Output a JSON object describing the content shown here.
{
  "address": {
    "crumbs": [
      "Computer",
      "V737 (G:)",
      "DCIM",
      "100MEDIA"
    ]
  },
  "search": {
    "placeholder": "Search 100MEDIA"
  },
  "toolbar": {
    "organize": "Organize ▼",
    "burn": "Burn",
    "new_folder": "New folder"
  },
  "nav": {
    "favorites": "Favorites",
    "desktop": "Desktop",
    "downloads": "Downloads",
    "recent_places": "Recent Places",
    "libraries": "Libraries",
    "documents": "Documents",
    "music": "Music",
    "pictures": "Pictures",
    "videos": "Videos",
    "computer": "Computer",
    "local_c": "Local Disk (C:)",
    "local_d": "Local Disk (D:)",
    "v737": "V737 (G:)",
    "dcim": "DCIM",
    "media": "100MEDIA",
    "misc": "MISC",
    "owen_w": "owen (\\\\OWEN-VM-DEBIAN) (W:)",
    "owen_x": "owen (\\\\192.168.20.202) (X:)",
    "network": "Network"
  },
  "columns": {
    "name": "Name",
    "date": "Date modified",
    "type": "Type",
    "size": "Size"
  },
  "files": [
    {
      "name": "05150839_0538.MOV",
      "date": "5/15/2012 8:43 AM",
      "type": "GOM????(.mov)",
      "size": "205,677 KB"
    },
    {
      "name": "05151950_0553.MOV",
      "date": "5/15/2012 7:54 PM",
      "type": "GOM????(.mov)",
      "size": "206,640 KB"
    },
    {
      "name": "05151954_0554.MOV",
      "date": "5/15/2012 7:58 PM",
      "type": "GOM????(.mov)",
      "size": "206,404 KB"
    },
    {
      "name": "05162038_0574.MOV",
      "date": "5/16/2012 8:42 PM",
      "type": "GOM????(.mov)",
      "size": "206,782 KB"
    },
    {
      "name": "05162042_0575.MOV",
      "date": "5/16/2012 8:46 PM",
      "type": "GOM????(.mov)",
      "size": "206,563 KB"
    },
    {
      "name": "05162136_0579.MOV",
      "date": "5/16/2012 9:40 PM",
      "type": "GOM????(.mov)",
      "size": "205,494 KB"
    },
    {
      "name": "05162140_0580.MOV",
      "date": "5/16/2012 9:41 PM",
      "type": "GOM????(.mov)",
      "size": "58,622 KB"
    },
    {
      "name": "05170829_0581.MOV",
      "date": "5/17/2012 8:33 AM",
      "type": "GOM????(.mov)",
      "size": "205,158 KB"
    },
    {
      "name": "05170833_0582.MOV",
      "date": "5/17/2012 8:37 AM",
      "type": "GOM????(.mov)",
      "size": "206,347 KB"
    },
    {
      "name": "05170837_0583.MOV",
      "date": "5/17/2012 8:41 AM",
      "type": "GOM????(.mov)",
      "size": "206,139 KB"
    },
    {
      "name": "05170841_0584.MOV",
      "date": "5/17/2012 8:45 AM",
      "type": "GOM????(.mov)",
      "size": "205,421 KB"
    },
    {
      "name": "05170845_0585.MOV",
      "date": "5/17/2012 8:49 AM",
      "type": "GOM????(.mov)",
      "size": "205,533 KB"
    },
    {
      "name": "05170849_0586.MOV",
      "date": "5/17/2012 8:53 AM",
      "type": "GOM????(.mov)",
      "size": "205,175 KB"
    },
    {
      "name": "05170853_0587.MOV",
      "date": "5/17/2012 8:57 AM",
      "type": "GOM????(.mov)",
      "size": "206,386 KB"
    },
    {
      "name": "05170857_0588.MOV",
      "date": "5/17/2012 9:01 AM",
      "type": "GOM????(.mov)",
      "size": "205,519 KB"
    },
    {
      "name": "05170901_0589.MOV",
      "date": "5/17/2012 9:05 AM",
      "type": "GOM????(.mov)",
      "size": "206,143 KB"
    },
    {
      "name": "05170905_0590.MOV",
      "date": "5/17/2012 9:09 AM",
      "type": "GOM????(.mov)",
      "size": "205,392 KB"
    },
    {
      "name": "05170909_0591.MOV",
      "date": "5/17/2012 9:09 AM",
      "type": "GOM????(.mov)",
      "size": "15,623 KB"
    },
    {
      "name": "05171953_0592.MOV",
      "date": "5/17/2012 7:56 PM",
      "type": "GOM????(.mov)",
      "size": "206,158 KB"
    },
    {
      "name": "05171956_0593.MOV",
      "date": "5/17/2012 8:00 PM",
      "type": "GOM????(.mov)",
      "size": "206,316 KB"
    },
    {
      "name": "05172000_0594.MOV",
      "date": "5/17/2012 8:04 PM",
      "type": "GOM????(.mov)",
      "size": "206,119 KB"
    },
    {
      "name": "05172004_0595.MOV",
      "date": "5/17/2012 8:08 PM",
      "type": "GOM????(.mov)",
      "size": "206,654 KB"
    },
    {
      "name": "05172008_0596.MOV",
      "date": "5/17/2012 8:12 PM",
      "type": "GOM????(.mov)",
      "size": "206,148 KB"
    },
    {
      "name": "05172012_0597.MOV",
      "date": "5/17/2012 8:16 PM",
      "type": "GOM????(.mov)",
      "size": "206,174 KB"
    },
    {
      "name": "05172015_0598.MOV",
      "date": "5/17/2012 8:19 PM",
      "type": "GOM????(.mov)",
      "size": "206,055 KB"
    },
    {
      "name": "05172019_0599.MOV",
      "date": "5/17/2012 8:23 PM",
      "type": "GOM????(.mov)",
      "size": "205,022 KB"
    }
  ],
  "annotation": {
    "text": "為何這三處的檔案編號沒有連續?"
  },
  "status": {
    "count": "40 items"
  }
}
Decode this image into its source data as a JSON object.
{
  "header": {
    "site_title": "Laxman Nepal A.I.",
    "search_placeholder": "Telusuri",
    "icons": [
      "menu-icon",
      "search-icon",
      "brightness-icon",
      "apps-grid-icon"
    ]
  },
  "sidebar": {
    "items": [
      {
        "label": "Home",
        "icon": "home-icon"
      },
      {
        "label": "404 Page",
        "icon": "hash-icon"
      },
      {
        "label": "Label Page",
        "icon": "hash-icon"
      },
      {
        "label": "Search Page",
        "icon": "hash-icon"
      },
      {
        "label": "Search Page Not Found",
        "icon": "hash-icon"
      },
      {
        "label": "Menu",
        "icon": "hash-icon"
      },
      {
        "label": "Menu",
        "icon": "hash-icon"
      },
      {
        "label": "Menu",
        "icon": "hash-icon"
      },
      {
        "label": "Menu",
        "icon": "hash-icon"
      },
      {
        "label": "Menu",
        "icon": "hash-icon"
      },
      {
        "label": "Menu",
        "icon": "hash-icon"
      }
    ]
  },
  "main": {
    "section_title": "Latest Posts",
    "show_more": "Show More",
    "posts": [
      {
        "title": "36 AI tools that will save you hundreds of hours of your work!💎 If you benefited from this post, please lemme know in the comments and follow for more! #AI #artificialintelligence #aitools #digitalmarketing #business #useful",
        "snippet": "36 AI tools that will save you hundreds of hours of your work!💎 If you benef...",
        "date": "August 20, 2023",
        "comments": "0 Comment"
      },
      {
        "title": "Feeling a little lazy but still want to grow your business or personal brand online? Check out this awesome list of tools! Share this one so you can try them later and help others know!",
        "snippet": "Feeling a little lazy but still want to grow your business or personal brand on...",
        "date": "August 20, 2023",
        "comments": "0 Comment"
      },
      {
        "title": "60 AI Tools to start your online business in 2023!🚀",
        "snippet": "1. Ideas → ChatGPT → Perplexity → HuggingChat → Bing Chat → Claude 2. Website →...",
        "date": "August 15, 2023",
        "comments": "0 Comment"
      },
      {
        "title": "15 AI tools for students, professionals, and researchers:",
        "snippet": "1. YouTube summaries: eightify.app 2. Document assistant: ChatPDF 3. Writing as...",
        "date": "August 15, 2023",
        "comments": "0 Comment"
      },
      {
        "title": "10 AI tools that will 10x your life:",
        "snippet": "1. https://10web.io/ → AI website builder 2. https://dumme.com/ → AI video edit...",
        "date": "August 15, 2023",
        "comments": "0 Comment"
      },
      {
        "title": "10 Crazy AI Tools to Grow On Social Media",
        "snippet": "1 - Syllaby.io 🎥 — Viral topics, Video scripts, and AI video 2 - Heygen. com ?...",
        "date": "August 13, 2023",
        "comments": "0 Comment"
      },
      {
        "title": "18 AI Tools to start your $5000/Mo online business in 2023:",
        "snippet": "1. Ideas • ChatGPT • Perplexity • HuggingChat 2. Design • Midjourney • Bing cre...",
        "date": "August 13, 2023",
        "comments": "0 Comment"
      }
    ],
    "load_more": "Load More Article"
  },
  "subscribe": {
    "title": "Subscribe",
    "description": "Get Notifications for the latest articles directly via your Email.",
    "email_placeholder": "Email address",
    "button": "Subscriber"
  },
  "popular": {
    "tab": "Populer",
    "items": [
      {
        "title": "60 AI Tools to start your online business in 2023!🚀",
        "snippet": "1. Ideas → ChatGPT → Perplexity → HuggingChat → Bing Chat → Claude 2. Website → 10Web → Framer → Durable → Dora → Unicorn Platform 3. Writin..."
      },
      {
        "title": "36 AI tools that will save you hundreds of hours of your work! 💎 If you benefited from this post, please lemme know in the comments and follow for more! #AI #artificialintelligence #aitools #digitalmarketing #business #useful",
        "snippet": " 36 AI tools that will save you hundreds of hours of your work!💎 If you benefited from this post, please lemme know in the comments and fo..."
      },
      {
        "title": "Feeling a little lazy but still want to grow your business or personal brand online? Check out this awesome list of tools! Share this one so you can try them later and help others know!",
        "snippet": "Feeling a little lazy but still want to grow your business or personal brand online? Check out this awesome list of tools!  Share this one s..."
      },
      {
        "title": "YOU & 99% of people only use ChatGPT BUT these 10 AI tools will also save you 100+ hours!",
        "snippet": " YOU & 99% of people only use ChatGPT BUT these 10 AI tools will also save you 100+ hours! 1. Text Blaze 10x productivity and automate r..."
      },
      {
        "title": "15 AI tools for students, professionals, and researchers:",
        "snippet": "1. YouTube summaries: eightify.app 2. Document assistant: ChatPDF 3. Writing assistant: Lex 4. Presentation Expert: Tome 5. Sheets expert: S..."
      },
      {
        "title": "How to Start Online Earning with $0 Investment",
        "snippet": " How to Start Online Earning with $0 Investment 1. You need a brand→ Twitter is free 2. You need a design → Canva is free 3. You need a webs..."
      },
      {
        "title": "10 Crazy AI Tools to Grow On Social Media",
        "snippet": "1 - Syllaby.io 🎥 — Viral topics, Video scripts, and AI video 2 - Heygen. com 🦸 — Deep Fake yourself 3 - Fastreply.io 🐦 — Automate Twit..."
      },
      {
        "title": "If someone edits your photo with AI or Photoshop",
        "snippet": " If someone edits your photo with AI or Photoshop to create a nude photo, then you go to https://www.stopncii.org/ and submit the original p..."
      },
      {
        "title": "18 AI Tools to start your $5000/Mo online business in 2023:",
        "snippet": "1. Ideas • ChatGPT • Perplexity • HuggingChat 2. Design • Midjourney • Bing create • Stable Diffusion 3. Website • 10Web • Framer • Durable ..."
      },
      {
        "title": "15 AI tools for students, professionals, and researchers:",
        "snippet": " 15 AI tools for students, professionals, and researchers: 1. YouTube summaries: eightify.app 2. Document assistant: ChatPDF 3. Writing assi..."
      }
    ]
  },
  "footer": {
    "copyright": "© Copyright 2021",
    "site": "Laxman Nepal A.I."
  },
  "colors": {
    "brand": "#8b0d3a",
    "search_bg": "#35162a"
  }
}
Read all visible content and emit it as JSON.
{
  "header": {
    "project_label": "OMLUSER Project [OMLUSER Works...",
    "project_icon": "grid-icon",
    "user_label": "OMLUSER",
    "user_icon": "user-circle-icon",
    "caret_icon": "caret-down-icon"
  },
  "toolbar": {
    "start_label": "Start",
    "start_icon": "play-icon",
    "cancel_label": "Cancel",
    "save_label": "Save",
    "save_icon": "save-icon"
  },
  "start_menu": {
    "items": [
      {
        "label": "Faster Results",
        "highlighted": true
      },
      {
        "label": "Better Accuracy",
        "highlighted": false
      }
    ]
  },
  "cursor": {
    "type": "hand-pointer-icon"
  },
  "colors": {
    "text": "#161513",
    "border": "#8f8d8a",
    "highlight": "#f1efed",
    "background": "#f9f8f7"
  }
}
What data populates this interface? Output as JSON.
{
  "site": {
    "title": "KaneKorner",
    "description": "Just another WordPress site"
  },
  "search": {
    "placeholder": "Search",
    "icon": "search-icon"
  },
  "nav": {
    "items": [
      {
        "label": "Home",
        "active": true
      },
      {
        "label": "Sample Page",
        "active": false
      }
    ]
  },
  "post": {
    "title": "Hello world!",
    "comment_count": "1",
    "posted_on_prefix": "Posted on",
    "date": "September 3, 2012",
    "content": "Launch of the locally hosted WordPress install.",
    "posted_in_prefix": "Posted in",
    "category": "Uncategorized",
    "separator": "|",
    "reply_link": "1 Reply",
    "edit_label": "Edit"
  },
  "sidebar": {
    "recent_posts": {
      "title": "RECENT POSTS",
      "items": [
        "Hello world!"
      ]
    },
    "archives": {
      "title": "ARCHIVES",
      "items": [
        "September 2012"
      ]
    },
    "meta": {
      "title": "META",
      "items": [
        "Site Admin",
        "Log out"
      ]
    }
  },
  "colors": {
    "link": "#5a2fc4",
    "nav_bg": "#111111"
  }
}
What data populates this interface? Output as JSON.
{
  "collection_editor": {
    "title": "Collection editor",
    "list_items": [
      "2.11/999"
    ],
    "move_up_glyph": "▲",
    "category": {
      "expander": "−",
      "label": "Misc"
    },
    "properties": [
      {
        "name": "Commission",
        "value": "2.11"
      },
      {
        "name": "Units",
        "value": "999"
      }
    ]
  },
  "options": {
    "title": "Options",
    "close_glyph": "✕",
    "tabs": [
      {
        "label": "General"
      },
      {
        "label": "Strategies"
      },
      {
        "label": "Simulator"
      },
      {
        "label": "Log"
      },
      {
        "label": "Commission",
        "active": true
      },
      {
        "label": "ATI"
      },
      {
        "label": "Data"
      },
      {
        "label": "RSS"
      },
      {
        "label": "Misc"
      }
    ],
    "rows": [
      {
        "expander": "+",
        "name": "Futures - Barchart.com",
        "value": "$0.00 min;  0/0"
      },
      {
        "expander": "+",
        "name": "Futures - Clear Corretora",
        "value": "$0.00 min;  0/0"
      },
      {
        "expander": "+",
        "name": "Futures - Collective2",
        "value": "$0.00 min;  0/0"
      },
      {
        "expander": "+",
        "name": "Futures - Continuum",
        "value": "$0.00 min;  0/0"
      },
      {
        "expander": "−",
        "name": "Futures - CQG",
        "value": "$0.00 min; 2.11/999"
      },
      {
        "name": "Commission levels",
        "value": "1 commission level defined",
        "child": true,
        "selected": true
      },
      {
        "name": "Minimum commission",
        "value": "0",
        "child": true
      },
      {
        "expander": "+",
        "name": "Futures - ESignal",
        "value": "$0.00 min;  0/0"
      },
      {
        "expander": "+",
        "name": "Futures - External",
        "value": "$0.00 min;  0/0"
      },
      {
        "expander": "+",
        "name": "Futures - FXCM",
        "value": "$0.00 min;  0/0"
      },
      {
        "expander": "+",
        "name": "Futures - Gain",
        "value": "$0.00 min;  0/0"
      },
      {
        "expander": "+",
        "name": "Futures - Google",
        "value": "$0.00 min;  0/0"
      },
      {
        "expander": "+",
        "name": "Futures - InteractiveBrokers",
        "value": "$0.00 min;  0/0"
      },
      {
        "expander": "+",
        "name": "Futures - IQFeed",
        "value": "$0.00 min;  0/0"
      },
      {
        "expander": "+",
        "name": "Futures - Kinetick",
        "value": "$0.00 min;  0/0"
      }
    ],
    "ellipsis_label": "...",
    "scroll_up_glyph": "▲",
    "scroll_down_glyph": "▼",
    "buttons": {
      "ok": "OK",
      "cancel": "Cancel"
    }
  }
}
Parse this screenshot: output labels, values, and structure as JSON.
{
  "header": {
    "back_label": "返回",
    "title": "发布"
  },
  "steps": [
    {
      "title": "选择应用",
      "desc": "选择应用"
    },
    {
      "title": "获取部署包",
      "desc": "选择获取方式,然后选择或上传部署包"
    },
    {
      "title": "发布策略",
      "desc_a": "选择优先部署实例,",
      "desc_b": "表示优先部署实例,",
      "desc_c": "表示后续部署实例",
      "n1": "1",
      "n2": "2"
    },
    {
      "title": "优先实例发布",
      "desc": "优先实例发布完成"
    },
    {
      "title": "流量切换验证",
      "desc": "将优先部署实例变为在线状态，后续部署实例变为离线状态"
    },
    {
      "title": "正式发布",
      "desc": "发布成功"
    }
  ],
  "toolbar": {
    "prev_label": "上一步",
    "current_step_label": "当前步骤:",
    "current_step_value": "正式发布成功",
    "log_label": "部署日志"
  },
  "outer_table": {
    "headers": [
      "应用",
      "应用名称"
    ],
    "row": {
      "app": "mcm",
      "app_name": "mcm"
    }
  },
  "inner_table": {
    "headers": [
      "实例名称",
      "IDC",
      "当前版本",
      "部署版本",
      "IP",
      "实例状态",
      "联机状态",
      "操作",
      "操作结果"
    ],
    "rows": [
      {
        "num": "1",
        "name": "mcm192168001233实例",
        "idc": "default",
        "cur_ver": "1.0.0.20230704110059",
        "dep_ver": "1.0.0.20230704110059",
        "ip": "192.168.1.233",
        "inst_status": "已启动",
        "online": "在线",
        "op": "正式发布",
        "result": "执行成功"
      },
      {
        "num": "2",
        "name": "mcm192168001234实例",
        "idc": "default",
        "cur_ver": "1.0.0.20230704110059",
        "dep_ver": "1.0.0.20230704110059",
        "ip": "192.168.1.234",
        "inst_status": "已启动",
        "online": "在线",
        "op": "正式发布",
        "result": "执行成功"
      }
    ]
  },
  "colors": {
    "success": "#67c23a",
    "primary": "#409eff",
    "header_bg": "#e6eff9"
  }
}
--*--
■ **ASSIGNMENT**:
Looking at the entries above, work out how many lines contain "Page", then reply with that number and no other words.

■ **REPLY**:
5